**TASK BRIEF:** Pictures aside, repeat every record below exactly.

--- START ---

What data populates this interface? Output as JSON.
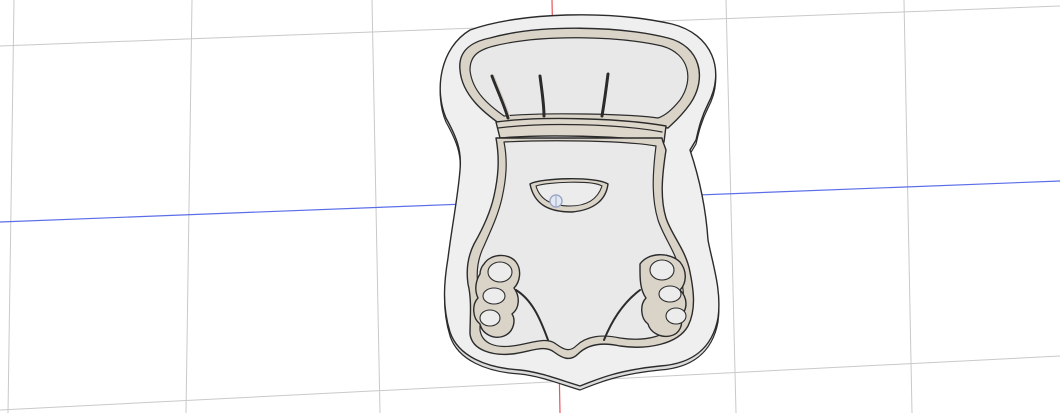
{
  "viewport": {
    "background": "#ffffff",
    "grid_color": "#c9c9c9",
    "x_axis_color": "#5b6ee8",
    "y_axis_color": "#e8535c",
    "origin_marker_color": "#9aa6c6"
  },
  "model": {
    "name_icon": "chef-gnome-cookie-cutter-icon",
    "base_fill": "#ececec",
    "wall_fill": "#d8d2c8",
    "outline_color": "#2b2b2b",
    "inner_fill": "#e6e6e6"
  }
}
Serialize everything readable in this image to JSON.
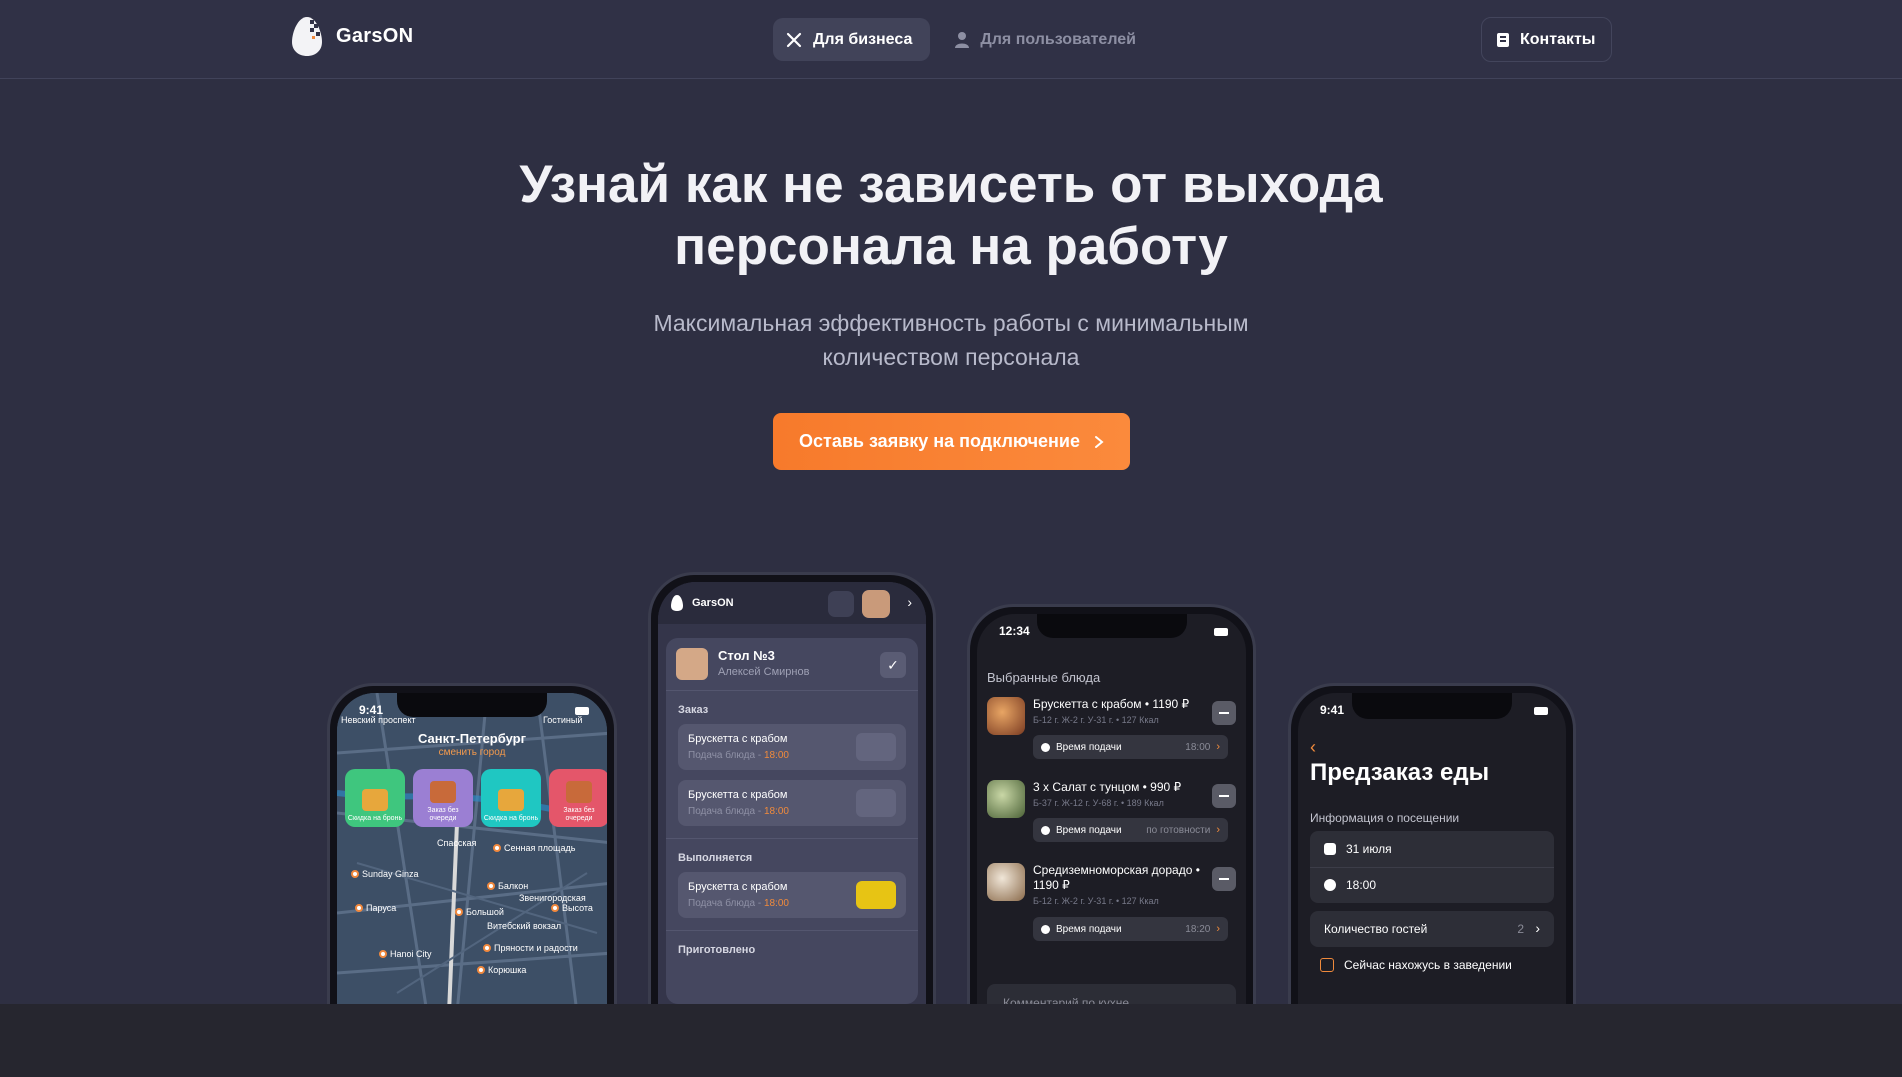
{
  "brand": {
    "name": "GarsON"
  },
  "nav": {
    "business": "Для бизнеса",
    "users": "Для пользователей",
    "contacts": "Контакты"
  },
  "hero": {
    "title_line1": "Узнай как не зависеть от выхода",
    "title_line2": "персонала на работу",
    "subtitle_line1": "Максимальная эффективность работы с минимальным",
    "subtitle_line2": "количеством персонала",
    "cta": "Оставь заявку на подключение"
  },
  "colors": {
    "accent": "#f77a2b",
    "bg": "#2e2f42",
    "footer": "#26262f"
  },
  "phone_map": {
    "time": "9:41",
    "city": "Санкт-Петербург",
    "change_city": "сменить город",
    "promos": [
      "Скидка на бронь",
      "Заказ без очереди",
      "Скидка на бронь",
      "Заказ без очереди"
    ],
    "pois": [
      "Sunday Ginza",
      "Парусa",
      "Балкон",
      "Большой",
      "Звенигородская",
      "Высота",
      "Витебский вокзал",
      "Пряности и радости",
      "Hanoi City",
      "Корюшка",
      "Сенная площадь",
      "Спасская",
      "Невский проспект",
      "Гостиный"
    ]
  },
  "phone_waiter": {
    "logo": "GarsON",
    "table": "Стол №3",
    "waiter": "Алексей Смирнов",
    "sec_order": "Заказ",
    "sec_progress": "Выполняется",
    "sec_ready": "Приготовлено",
    "items": [
      {
        "name": "Брускетта с крабом",
        "time_label": "Подача блюда -",
        "time": "18:00"
      },
      {
        "name": "Брускетта с крабом",
        "time_label": "Подача блюда -",
        "time": "18:00"
      },
      {
        "name": "Брускетта с крабом",
        "time_label": "Подача блюда -",
        "time": "18:00"
      }
    ]
  },
  "phone_dishes": {
    "time": "12:34",
    "header": "Выбранные блюда",
    "dishes": [
      {
        "name": "Брускетта с крабом • 1190 ₽",
        "meta": "Б-12 г. Ж-2 г. У-31 г. • 127 Ккал",
        "serve_label": "Время подачи",
        "serve": "18:00"
      },
      {
        "name": "3 х Салат с тунцом • 990 ₽",
        "meta": "Б-37 г. Ж-12 г. У-68 г. • 189 Ккал",
        "serve_label": "Время подачи",
        "serve": "по готовности"
      },
      {
        "name": "Средиземноморская дорадо • 1190 ₽",
        "meta": "Б-12 г. Ж-2 г. У-31 г. • 127 Ккал",
        "serve_label": "Время подачи",
        "serve": "18:20"
      }
    ],
    "comment_placeholder": "Комментарий по кухне"
  },
  "phone_preorder": {
    "time": "9:41",
    "title": "Предзаказ еды",
    "section": "Информация о посещении",
    "date": "31 июля",
    "time_value": "18:00",
    "guests_label": "Количество гостей",
    "guests": "2",
    "here": "Сейчас нахожусь в заведении"
  }
}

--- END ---

**SOLUTION TO THIS PROBLEM:**
What data populates this interface? Output as JSON.
{
  "viewport": {
    "background": "#ffffff",
    "grid_color": "#c9c9c9",
    "x_axis_color": "#5b6ee8",
    "y_axis_color": "#e8535c",
    "origin_marker_color": "#9aa6c6"
  },
  "model": {
    "name_icon": "chef-gnome-cookie-cutter-icon",
    "base_fill": "#ececec",
    "wall_fill": "#d8d2c8",
    "outline_color": "#2b2b2b",
    "inner_fill": "#e6e6e6"
  }
}
Serialize everything readable in this image to JSON.
{
  "brand": {
    "name": "GarsON"
  },
  "nav": {
    "business": "Для бизнеса",
    "users": "Для пользователей",
    "contacts": "Контакты"
  },
  "hero": {
    "title_line1": "Узнай как не зависеть от выхода",
    "title_line2": "персонала на работу",
    "subtitle_line1": "Максимальная эффективность работы с минимальным",
    "subtitle_line2": "количеством персонала",
    "cta": "Оставь заявку на подключение"
  },
  "colors": {
    "accent": "#f77a2b",
    "bg": "#2e2f42",
    "footer": "#26262f"
  },
  "phone_map": {
    "time": "9:41",
    "city": "Санкт-Петербург",
    "change_city": "сменить город",
    "promos": [
      "Скидка на бронь",
      "Заказ без очереди",
      "Скидка на бронь",
      "Заказ без очереди"
    ],
    "pois": [
      "Sunday Ginza",
      "Парусa",
      "Балкон",
      "Большой",
      "Звенигородская",
      "Высота",
      "Витебский вокзал",
      "Пряности и радости",
      "Hanoi City",
      "Корюшка",
      "Сенная площадь",
      "Спасская",
      "Невский проспект",
      "Гостиный"
    ]
  },
  "phone_waiter": {
    "logo": "GarsON",
    "table": "Стол №3",
    "waiter": "Алексей Смирнов",
    "sec_order": "Заказ",
    "sec_progress": "Выполняется",
    "sec_ready": "Приготовлено",
    "items": [
      {
        "name": "Брускетта с крабом",
        "time_label": "Подача блюда -",
        "time": "18:00"
      },
      {
        "name": "Брускетта с крабом",
        "time_label": "Подача блюда -",
        "time": "18:00"
      },
      {
        "name": "Брускетта с крабом",
        "time_label": "Подача блюда -",
        "time": "18:00"
      }
    ]
  },
  "phone_dishes": {
    "time": "12:34",
    "header": "Выбранные блюда",
    "dishes": [
      {
        "name": "Брускетта с крабом • 1190 ₽",
        "meta": "Б-12 г. Ж-2 г. У-31 г. • 127 Ккал",
        "serve_label": "Время подачи",
        "serve": "18:00"
      },
      {
        "name": "3 х Салат с тунцом • 990 ₽",
        "meta": "Б-37 г. Ж-12 г. У-68 г. • 189 Ккал",
        "serve_label": "Время подачи",
        "serve": "по готовности"
      },
      {
        "name": "Средиземноморская дорадо • 1190 ₽",
        "meta": "Б-12 г. Ж-2 г. У-31 г. • 127 Ккал",
        "serve_label": "Время подачи",
        "serve": "18:20"
      }
    ],
    "comment_placeholder": "Комментарий по кухне"
  },
  "phone_preorder": {
    "time": "9:41",
    "title": "Предзаказ еды",
    "section": "Информация о посещении",
    "date": "31 июля",
    "time_value": "18:00",
    "guests_label": "Количество гостей",
    "guests": "2",
    "here": "Сейчас нахожусь в заведении"
  }
}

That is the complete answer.